Sometimes the design aspects of the series can be found in the storyboards. Usually markings or backgrounds have their own design sheets which animators refer to separately from the storyboard, but sometimes the storyboard will make a clear reference to how something should be drawn, particularly if it’s the focus of a scene. A good example of this is the use of the United Nations logo and the use of real-world Yokohama as a backdrop in episode 1 of GX. The images featured in the storyboards aren't drawn, but actual pictures.

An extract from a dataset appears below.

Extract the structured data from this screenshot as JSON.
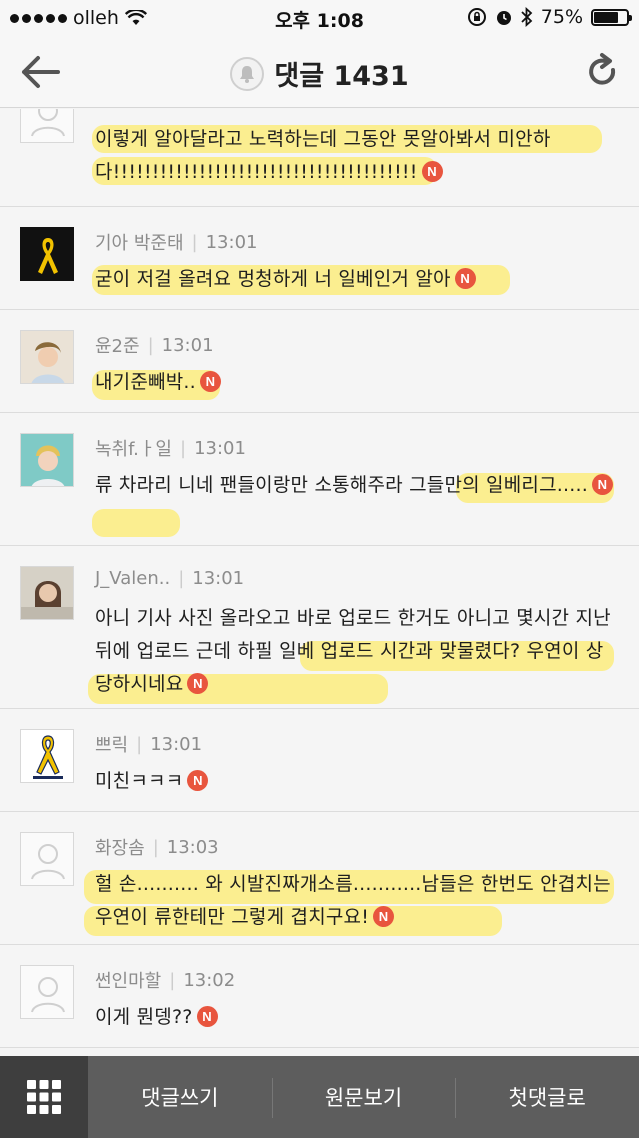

One other interesting thing to note is when there are no pictures. Fans of anime will no doubt be familiar with the idea of “stock footage” or “recap episodes,” which consist entirely of animation that was drawn previously. In this case the storyboard artist doesn’t re-draw the scene, but simply refers to the existing footage by writing the English word “bank.” This refers to the stock of footage they can pull from, and in Symphogear’s case this can usually be found when a transformation scene is used. However, it also is used for flashback scenes which include a note for the season, episode, and particular scene that will be featured.
Overall, I enjoy looking at the storyboards to see how the series was constructed visually. It’s always fun to see the way action is conveyed through the storyboards and how they managed to put together some of the more intense scenes. Often times you'll find neat little reference images outside of the main frame that further expand on poses or movement.

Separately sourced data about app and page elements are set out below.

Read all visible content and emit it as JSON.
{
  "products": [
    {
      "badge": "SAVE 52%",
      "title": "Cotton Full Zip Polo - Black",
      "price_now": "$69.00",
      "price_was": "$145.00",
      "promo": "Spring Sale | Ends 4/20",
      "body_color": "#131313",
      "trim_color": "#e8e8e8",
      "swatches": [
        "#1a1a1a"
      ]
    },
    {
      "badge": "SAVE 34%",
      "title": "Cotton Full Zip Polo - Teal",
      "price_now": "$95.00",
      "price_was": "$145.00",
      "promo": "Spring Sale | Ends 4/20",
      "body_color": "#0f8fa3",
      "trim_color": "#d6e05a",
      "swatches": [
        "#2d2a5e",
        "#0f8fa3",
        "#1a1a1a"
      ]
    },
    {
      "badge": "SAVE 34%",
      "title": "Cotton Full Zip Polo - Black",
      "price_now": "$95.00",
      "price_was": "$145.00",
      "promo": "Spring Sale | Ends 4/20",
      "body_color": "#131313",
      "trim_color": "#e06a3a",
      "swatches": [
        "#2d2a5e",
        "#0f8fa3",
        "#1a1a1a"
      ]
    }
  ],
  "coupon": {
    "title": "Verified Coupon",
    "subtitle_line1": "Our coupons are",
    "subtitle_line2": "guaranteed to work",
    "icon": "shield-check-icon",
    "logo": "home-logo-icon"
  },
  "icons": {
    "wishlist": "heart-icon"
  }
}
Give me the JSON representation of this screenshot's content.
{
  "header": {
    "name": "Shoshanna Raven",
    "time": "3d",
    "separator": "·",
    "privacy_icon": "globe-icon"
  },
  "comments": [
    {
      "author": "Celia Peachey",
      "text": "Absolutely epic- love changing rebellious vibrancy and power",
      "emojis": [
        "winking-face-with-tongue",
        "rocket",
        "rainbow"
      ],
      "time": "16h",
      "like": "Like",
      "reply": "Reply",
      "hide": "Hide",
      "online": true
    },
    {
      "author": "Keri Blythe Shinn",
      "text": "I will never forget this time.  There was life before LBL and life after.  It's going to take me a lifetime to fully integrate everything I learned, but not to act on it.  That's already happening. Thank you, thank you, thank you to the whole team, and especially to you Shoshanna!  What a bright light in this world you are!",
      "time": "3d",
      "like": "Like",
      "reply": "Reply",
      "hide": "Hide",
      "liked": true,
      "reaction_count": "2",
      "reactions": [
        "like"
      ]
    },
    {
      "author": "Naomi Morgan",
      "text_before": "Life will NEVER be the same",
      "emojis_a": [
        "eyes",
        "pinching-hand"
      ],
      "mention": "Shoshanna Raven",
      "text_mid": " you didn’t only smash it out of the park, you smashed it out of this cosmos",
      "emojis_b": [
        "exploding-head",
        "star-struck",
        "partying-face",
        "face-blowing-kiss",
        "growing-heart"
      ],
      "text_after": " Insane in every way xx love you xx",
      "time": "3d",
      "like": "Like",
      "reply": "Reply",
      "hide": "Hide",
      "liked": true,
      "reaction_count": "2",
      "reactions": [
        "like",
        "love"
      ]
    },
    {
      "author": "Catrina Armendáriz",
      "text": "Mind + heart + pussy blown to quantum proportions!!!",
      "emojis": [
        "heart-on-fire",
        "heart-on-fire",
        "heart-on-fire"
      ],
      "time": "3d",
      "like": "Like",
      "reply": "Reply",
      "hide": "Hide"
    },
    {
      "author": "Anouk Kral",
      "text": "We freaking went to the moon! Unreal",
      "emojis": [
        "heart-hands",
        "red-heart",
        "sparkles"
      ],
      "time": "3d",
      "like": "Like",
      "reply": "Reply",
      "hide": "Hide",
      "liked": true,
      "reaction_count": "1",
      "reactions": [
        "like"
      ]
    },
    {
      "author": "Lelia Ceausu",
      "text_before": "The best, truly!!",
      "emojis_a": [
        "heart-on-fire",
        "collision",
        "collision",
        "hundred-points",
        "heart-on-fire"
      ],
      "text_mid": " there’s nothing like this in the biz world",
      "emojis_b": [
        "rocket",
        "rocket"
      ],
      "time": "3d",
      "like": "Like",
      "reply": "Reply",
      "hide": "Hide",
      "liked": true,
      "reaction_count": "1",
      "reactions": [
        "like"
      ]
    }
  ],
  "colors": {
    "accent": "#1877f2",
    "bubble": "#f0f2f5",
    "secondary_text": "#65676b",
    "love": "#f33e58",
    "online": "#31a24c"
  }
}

Now as I said earlier it’s rare to find differences in the storyboards, but they do in fact exist. Usually they are very subtle things, such as a character’s pose or an angle of a shot dropped for time or because it doesn’t fit the flow. Occasionally though you will find something significant. This happened a lot in the storyboard for episode 1, season 1. Probably because the series was so early in production a number of things hadn't been decided on yet. For example, did you know that Hibiki's strict female teacher was originally...a dude with a 'fro?
And at one point Kanade's "Stardust Photon" and "Last Meteor" were actually called "Unlimited Shot" and "Rifling Blast." The directions also note the font should be "American comic book style."
Here's a brief scene that was cut. In episode 1, Tsubasa goes to back-up the army who are "fighting" the Noise and she easily wipes them all out. As the army guys stand around dumbfounded, Genjuro rolls up in a car with a megaphone and starts explaining that Div 2 will take over from here.
Here's some of the more subtle changes in GX. For example, in episode 11 when Tsubasa prevents Carol from escaping by using her big sword, she stands at the top of it not with her arms crossed but with them on her hips.
Or in episode 13, when all of the girls are fighting off the Noise in their X-Drive forms they turn back to Carol to find her powering up. Hibiki realizes that the Noise were just a distraction. Originally this was supposed to be a bit more evident, because after fighting the Noise the girls actually lose track of where Carol is. There is a brief cut scene where Shirabe and Kirika look around before spotting her in front of the building.
Also, there is a rather notable difference in the final scene of episode 13 between the storyboard and the end product. Makes you wonder what sort of conversations were had in the production offices to determine how this should be represented.
Well, that covers just about everything about the storyboards. I hope you enjoyed this look into the series and in the future I plan to make this content more thoroughly available for everyone when I have more time and resources. For now, look forward to the next installment: backgrounds.